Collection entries
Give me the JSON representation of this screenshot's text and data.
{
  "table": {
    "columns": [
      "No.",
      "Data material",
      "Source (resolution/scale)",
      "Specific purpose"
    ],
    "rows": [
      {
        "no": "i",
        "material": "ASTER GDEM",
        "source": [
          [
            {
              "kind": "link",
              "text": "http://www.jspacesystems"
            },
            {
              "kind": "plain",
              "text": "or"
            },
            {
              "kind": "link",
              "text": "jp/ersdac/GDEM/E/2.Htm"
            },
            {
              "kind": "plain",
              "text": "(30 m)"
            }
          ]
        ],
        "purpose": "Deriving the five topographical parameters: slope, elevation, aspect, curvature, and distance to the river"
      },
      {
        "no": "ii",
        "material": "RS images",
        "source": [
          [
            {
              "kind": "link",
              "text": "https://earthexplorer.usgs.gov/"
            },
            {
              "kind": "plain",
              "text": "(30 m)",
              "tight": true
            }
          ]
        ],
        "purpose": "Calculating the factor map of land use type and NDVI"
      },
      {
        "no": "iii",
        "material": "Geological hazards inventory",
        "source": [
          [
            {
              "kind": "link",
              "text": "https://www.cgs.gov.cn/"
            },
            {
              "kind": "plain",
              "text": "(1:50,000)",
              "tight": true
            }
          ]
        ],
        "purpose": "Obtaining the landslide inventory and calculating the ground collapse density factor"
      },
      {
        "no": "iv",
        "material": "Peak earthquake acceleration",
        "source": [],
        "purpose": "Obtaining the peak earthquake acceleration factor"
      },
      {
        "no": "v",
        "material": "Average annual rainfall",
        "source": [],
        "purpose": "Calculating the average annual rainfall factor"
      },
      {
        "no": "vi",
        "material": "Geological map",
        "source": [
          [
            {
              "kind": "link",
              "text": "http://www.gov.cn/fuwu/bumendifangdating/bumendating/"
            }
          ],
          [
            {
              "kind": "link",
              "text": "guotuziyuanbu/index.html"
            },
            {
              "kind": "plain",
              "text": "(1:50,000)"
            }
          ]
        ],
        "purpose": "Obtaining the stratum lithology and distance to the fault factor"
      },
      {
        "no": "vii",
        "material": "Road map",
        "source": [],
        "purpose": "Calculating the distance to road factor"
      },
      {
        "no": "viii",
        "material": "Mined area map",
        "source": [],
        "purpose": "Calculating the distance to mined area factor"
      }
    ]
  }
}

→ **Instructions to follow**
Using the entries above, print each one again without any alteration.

→ **Task solution**
Give me the JSON representation of this screenshot's text and data.
{
  "table": {
    "columns": [
      "No.",
      "Data material",
      "Source (resolution/scale)",
      "Specific purpose"
    ],
    "rows": [
      {
        "no": "i",
        "material": "ASTER GDEM",
        "source": [
          [
            {
              "kind": "link",
              "text": "http://www.jspacesystems"
            },
            {
              "kind": "plain",
              "text": "or"
            },
            {
              "kind": "link",
              "text": "jp/ersdac/GDEM/E/2.Htm"
            },
            {
              "kind": "plain",
              "text": "(30 m)"
            }
          ]
        ],
        "purpose": "Deriving the five topographical parameters: slope, elevation, aspect, curvature, and distance to the river"
      },
      {
        "no": "ii",
        "material": "RS images",
        "source": [
          [
            {
              "kind": "link",
              "text": "https://earthexplorer.usgs.gov/"
            },
            {
              "kind": "plain",
              "text": "(30 m)",
              "tight": true
            }
          ]
        ],
        "purpose": "Calculating the factor map of land use type and NDVI"
      },
      {
        "no": "iii",
        "material": "Geological hazards inventory",
        "source": [
          [
            {
              "kind": "link",
              "text": "https://www.cgs.gov.cn/"
            },
            {
              "kind": "plain",
              "text": "(1:50,000)",
              "tight": true
            }
          ]
        ],
        "purpose": "Obtaining the landslide inventory and calculating the ground collapse density factor"
      },
      {
        "no": "iv",
        "material": "Peak earthquake acceleration",
        "source": [],
        "purpose": "Obtaining the peak earthquake acceleration factor"
      },
      {
        "no": "v",
        "material": "Average annual rainfall",
        "source": [],
        "purpose": "Calculating the average annual rainfall factor"
      },
      {
        "no": "vi",
        "material": "Geological map",
        "source": [
          [
            {
              "kind": "link",
              "text": "http://www.gov.cn/fuwu/bumendifangdating/bumendating/"
            }
          ],
          [
            {
              "kind": "link",
              "text": "guotuziyuanbu/index.html"
            },
            {
              "kind": "plain",
              "text": "(1:50,000)"
            }
          ]
        ],
        "purpose": "Obtaining the stratum lithology and distance to the fault factor"
      },
      {
        "no": "vii",
        "material": "Road map",
        "source": [],
        "purpose": "Calculating the distance to road factor"
      },
      {
        "no": "viii",
        "material": "Mined area map",
        "source": [],
        "purpose": "Calculating the distance to mined area factor"
      }
    ]
  }
}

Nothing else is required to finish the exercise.